-- Listed records follows --

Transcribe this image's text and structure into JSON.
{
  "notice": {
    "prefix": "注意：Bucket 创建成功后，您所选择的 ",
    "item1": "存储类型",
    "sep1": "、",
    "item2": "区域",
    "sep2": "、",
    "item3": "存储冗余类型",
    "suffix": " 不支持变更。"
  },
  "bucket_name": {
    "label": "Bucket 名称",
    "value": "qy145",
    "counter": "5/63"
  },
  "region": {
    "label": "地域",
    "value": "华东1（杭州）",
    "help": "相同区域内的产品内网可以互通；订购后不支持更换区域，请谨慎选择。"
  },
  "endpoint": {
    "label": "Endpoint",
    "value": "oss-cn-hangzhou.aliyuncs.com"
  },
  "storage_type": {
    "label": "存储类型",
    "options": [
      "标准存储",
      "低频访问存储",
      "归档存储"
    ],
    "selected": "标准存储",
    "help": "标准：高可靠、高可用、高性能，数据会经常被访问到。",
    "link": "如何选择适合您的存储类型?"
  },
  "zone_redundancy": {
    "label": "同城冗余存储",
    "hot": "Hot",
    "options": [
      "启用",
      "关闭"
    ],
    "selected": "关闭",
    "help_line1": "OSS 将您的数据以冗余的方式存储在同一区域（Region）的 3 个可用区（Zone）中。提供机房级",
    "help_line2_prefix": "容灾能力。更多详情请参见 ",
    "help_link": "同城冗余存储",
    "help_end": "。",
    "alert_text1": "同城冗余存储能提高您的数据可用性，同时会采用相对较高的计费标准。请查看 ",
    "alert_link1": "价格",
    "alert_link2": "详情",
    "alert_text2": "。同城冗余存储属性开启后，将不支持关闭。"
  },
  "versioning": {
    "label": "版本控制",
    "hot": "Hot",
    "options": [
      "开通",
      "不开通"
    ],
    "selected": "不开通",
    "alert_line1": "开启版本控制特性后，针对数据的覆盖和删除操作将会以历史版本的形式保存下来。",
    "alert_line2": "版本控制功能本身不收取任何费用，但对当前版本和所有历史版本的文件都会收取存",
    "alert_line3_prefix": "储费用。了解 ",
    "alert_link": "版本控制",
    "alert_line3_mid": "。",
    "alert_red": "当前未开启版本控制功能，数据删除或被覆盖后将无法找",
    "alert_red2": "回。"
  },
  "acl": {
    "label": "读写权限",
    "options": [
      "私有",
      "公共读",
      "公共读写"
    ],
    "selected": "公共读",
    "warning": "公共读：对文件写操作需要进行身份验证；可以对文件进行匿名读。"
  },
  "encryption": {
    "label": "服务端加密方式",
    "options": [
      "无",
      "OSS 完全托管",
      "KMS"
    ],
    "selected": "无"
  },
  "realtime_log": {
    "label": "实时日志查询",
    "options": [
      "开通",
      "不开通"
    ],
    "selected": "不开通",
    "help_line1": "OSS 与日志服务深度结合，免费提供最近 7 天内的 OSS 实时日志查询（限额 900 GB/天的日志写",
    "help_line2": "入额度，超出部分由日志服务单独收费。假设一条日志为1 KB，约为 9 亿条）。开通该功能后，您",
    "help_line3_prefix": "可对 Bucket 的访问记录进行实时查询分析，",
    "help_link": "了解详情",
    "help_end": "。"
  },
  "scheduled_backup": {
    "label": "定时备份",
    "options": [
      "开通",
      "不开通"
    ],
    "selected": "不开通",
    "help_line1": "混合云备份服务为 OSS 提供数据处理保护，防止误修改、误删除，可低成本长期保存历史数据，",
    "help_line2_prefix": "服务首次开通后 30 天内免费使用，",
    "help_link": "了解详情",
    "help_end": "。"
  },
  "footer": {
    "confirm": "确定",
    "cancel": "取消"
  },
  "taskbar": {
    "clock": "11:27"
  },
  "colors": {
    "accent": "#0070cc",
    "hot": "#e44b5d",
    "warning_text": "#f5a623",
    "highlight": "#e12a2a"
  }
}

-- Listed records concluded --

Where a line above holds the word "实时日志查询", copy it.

# Response to this exercise:
    "label": "实时日志查询",
    "help_line1": "OSS 与日志服务深度结合，免费提供最近 7 天内的 OSS 实时日志查询（限额 900 GB/天的日志写",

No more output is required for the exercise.